Segment Start: Exercise inputs
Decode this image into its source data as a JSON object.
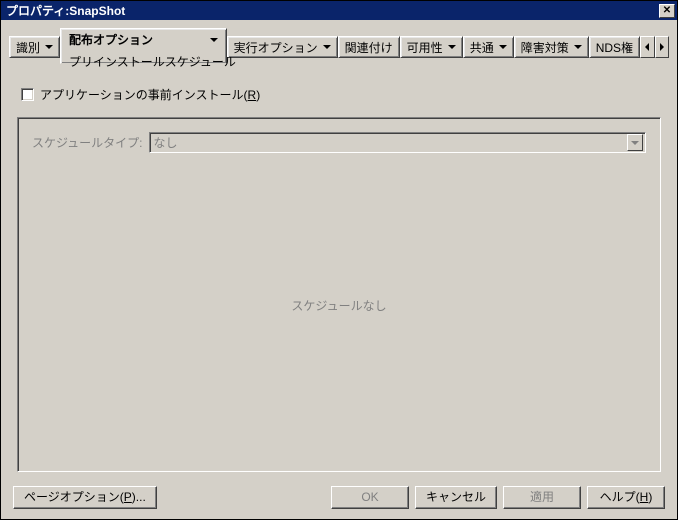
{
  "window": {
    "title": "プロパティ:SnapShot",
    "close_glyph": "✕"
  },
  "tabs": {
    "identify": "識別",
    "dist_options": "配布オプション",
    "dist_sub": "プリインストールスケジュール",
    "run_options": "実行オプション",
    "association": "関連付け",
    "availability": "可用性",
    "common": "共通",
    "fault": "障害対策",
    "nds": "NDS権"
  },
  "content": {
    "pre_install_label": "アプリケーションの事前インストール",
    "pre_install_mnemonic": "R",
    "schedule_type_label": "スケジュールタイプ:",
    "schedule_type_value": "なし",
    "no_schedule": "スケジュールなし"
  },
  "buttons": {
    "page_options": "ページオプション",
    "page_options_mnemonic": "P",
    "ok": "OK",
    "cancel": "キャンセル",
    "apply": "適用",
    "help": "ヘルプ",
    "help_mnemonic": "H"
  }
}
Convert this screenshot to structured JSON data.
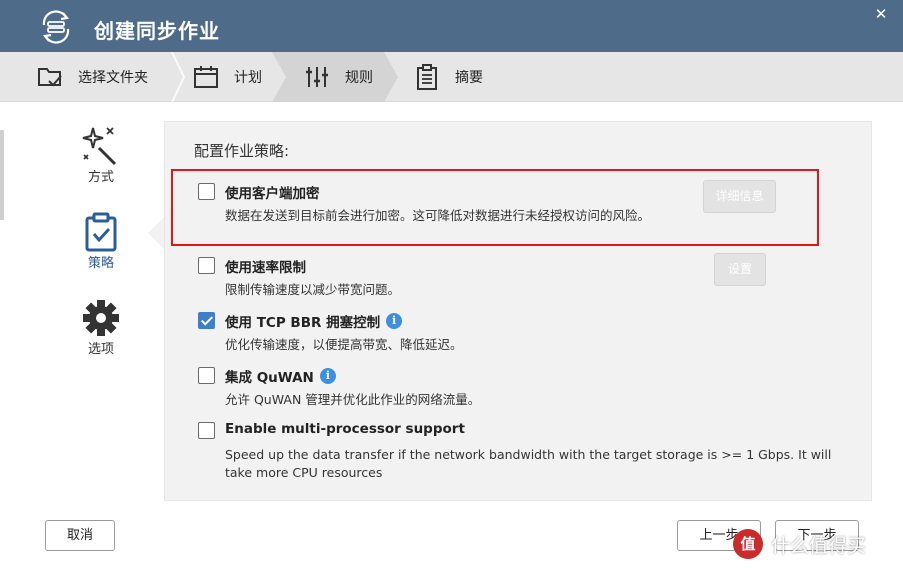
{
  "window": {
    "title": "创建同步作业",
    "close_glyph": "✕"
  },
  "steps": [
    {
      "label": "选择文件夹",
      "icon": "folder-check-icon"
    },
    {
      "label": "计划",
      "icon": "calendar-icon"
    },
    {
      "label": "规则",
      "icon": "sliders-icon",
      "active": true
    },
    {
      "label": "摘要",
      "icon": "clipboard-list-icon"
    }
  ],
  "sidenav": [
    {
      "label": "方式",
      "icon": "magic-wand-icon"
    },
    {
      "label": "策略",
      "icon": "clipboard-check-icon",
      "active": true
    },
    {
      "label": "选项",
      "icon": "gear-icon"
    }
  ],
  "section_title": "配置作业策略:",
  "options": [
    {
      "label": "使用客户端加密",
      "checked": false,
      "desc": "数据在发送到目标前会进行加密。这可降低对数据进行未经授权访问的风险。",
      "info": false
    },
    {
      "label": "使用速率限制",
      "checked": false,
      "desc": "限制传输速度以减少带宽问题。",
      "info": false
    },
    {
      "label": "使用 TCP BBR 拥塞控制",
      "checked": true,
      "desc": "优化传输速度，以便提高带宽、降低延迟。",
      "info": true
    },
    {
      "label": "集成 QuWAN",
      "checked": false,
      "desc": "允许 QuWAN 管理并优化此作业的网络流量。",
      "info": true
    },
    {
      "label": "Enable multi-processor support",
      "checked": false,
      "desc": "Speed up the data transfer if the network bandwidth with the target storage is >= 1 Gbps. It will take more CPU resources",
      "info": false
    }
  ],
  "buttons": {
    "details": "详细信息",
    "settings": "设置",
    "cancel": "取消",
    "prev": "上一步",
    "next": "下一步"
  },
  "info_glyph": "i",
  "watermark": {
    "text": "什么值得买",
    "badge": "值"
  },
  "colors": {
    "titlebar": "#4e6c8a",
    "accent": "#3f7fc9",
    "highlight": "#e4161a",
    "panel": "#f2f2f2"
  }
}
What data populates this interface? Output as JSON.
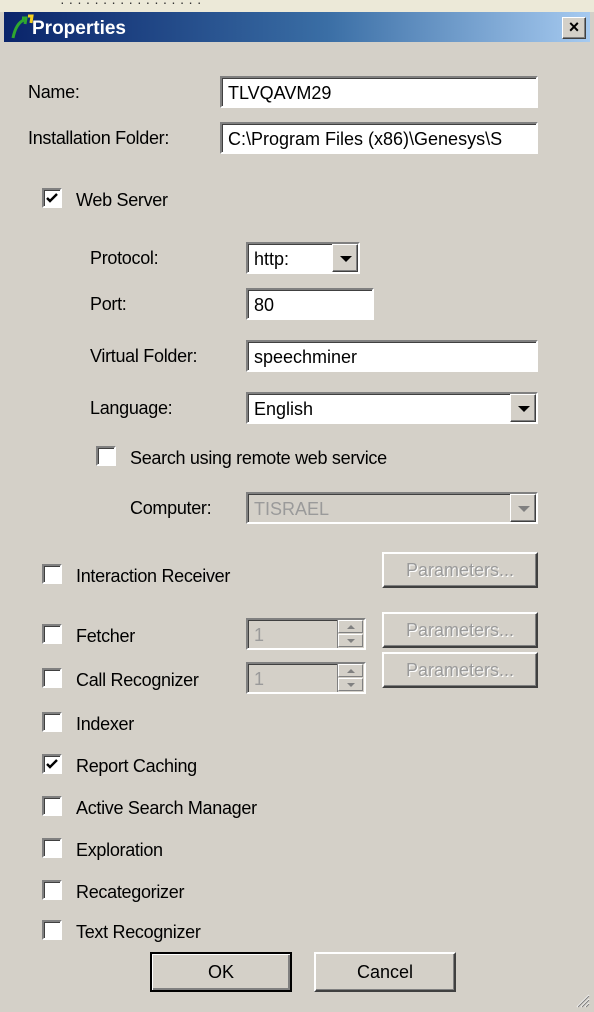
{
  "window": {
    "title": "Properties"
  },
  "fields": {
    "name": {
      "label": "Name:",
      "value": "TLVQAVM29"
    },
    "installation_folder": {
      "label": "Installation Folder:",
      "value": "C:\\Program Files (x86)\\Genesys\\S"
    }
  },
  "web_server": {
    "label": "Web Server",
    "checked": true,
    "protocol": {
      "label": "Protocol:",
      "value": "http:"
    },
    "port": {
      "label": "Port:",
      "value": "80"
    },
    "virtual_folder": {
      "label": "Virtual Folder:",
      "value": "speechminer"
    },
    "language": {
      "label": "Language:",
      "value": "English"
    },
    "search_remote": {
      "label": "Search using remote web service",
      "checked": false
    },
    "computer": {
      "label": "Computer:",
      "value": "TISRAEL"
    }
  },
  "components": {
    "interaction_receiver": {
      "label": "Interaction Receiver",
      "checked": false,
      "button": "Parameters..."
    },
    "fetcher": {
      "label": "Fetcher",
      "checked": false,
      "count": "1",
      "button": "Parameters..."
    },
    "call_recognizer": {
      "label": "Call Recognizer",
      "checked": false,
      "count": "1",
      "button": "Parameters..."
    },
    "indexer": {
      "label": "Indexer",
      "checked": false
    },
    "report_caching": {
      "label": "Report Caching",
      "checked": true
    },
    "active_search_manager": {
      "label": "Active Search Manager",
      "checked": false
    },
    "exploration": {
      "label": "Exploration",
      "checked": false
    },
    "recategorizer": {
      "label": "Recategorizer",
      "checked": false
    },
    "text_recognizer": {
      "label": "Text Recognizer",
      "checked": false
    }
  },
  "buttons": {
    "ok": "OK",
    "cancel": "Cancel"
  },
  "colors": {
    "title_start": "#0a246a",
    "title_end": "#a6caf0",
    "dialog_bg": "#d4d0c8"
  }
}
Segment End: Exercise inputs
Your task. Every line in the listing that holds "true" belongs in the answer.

Result for this task.
      "active": true
      "active": true
      "checked": true,
      "info": true
      "info": true
    "checked": true,
      "checked": true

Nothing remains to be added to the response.